§ INFORMATION PROVIDED

== == ==

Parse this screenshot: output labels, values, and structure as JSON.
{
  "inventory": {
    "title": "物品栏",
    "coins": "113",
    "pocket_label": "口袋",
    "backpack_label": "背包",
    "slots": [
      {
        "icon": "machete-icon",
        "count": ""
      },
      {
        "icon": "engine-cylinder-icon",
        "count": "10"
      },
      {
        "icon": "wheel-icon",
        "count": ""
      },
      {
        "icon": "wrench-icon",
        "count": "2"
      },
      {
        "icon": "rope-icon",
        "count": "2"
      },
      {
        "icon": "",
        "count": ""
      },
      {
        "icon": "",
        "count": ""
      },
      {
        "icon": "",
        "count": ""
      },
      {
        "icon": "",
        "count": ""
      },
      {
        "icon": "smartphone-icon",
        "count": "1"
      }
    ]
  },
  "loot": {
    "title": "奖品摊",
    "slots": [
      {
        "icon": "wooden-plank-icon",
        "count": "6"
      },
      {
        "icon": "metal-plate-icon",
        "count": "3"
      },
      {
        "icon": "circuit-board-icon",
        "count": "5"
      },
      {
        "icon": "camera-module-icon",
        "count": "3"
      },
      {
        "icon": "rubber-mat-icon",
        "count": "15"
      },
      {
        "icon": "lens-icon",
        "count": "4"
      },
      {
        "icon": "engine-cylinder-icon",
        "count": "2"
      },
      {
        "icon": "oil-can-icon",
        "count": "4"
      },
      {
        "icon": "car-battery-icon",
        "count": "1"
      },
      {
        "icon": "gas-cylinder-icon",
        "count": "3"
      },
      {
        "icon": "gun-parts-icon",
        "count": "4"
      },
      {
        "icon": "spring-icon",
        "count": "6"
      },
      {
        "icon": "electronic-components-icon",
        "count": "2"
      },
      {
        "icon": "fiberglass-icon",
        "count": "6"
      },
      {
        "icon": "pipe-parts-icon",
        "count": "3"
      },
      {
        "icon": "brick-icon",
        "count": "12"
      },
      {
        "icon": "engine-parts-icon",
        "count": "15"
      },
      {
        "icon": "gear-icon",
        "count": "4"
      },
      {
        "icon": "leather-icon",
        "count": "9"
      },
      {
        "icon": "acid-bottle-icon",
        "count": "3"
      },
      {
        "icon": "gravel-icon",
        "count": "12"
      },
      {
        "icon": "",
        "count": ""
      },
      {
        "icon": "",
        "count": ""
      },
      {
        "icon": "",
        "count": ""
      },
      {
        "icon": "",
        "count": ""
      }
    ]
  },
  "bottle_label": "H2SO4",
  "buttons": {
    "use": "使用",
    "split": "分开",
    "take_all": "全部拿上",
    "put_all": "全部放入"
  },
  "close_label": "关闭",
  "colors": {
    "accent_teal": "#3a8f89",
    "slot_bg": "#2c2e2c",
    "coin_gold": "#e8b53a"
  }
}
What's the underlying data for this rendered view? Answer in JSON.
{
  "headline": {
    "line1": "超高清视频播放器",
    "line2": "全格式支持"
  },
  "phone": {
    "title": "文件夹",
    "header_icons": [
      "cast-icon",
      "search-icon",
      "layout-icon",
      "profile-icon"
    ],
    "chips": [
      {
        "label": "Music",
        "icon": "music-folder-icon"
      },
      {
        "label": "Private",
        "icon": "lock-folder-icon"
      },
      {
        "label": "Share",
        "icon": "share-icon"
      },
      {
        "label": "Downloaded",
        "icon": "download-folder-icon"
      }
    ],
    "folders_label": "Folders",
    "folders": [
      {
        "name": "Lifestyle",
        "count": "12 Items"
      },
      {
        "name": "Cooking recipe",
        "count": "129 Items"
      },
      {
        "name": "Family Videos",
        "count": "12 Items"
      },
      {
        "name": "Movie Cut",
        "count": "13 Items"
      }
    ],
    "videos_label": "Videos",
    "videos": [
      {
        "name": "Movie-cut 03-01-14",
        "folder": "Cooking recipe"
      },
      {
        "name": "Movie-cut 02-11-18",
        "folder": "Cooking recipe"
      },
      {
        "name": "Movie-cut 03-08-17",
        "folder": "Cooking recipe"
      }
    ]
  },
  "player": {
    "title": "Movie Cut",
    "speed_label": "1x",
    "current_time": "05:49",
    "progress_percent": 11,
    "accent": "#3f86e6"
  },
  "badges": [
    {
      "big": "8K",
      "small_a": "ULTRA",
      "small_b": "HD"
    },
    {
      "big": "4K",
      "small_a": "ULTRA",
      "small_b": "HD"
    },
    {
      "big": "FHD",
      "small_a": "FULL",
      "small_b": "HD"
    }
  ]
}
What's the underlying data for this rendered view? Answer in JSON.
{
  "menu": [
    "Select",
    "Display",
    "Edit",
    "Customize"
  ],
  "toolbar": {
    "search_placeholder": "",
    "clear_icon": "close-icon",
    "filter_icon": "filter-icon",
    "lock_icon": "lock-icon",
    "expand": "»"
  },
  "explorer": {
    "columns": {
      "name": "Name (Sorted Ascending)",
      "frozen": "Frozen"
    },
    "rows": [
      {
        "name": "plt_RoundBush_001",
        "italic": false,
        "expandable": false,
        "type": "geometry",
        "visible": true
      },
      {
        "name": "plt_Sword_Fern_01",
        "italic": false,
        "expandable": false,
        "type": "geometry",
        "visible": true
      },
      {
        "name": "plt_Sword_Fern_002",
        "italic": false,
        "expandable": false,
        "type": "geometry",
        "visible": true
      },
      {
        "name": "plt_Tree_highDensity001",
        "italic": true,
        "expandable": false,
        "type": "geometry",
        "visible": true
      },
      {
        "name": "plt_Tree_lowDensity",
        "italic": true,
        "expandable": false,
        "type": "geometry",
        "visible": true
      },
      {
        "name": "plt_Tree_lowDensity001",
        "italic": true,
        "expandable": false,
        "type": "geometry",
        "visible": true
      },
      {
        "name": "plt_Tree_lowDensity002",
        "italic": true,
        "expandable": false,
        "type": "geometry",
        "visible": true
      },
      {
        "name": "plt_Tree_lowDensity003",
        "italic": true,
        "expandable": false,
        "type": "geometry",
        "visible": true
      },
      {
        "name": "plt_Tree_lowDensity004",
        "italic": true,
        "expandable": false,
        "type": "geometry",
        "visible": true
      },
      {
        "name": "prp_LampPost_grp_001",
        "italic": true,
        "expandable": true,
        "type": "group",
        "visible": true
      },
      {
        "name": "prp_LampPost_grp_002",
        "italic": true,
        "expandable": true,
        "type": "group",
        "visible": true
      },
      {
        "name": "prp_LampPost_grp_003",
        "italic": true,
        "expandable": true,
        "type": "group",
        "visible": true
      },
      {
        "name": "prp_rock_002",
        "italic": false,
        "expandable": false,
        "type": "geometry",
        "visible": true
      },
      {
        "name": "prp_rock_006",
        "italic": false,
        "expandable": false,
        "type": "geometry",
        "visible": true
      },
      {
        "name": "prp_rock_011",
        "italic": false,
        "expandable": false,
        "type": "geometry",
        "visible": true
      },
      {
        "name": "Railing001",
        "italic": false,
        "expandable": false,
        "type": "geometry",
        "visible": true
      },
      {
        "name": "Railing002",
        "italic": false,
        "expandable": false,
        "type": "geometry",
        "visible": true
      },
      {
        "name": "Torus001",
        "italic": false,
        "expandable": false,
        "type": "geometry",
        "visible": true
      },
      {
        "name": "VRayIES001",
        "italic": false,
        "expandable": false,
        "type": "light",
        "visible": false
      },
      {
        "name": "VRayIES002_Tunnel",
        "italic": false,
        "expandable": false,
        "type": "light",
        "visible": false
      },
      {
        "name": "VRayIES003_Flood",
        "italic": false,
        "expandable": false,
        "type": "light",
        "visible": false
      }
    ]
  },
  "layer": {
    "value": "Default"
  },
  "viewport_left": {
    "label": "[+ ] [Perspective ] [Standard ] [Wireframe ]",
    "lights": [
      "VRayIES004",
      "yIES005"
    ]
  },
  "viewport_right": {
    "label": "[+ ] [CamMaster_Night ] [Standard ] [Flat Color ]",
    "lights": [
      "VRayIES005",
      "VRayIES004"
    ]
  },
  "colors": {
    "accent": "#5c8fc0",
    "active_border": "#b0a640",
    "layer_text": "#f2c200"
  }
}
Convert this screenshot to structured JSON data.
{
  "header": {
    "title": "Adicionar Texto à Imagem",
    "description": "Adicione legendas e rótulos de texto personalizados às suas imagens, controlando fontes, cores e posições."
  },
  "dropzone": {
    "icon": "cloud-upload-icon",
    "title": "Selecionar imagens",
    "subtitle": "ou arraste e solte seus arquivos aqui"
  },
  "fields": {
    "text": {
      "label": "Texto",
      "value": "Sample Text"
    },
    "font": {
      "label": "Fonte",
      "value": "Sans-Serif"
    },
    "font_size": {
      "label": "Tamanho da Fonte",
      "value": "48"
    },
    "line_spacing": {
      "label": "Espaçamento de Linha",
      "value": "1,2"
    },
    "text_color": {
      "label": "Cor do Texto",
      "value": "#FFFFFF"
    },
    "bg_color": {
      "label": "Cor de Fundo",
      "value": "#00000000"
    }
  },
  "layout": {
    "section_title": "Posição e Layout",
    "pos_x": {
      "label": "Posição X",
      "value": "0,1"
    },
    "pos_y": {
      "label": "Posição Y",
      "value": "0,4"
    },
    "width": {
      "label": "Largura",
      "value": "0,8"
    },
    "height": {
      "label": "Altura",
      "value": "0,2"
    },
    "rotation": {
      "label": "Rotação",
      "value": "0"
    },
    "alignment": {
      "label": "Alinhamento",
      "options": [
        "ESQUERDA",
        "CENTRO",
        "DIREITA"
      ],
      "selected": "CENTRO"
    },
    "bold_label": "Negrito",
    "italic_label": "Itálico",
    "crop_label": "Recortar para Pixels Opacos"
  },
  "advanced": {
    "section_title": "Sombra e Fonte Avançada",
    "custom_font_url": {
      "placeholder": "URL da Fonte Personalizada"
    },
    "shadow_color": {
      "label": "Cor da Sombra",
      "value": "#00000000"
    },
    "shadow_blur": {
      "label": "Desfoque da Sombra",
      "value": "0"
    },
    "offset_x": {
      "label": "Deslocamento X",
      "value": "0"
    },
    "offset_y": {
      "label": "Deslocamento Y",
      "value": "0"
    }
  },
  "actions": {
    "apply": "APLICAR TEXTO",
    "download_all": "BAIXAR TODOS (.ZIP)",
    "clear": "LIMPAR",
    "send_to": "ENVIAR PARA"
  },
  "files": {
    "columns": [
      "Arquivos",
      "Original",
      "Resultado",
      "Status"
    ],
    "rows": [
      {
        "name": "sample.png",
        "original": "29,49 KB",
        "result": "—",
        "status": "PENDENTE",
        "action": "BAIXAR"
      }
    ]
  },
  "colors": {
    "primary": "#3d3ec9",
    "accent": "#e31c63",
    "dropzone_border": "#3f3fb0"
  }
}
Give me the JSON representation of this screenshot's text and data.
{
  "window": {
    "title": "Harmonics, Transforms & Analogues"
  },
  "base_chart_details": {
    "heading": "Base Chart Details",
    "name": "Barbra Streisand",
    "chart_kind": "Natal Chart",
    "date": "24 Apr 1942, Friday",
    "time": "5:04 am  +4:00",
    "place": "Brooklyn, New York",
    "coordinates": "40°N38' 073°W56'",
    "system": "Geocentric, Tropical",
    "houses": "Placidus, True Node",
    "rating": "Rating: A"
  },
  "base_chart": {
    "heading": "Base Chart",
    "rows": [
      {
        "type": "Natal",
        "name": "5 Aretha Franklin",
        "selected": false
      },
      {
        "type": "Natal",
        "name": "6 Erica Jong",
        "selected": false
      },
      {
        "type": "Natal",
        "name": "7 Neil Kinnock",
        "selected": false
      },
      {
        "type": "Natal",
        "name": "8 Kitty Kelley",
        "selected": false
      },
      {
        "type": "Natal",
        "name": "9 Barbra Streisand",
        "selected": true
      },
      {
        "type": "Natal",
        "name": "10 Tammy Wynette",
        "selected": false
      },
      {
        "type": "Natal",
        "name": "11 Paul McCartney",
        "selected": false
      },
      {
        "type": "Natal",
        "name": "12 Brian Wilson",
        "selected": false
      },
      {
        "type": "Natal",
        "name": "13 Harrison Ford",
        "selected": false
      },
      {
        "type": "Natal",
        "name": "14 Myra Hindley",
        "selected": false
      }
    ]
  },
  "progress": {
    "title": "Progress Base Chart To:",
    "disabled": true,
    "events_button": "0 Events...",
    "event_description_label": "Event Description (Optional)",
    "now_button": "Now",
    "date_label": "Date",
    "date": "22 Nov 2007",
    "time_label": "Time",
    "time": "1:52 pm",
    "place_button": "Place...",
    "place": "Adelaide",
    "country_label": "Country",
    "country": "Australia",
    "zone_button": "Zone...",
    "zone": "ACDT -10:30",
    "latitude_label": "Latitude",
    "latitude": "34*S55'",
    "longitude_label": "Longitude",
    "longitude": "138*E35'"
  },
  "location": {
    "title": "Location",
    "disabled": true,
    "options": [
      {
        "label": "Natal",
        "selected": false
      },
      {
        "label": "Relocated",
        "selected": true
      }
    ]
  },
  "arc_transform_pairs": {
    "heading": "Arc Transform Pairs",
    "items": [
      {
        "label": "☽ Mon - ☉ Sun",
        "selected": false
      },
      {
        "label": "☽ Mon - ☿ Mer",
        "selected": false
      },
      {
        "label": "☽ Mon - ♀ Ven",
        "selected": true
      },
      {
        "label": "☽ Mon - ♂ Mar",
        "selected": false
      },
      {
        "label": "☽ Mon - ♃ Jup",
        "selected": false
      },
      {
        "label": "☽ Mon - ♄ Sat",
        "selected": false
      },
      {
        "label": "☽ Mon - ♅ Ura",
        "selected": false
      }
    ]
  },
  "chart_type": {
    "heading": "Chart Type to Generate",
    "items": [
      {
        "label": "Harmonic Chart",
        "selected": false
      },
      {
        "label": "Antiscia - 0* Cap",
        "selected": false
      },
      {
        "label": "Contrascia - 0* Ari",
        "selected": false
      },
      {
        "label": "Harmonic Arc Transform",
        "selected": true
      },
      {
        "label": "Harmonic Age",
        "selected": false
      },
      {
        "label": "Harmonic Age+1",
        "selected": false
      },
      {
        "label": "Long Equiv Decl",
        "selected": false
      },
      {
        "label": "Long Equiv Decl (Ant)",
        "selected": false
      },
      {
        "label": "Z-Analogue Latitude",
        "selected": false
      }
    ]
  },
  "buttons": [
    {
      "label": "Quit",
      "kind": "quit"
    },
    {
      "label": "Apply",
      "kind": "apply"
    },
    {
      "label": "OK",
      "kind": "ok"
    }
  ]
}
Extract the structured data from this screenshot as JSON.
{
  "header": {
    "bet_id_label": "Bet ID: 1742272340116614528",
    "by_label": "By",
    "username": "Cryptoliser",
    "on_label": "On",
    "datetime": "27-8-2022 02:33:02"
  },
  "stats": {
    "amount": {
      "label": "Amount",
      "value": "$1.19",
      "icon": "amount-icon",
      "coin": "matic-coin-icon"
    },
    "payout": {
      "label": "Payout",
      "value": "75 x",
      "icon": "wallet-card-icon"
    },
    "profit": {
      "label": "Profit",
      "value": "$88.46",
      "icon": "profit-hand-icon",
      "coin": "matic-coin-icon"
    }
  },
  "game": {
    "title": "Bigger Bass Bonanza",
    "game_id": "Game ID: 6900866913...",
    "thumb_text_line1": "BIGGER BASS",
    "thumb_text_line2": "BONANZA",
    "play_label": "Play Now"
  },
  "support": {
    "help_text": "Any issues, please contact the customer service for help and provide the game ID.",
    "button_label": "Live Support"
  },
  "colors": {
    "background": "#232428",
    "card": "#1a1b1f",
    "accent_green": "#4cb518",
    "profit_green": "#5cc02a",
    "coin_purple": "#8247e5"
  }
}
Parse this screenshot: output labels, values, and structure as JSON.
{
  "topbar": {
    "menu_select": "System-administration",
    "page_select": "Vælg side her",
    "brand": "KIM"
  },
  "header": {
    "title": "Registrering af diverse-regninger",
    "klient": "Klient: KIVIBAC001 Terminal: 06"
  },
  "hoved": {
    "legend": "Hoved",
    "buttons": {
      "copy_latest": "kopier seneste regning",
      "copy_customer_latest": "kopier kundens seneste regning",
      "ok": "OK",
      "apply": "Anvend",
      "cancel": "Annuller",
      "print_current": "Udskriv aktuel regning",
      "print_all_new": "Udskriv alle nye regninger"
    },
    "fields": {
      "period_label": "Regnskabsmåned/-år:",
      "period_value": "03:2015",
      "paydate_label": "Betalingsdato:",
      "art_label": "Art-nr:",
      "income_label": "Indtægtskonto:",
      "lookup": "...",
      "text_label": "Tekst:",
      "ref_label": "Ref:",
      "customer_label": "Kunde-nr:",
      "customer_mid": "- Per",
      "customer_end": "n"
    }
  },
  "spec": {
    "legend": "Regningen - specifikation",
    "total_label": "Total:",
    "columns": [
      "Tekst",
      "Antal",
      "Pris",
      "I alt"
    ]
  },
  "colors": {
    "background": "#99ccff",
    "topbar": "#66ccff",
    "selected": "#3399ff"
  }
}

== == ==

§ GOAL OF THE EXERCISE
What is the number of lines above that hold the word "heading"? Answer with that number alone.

§ REPLY
4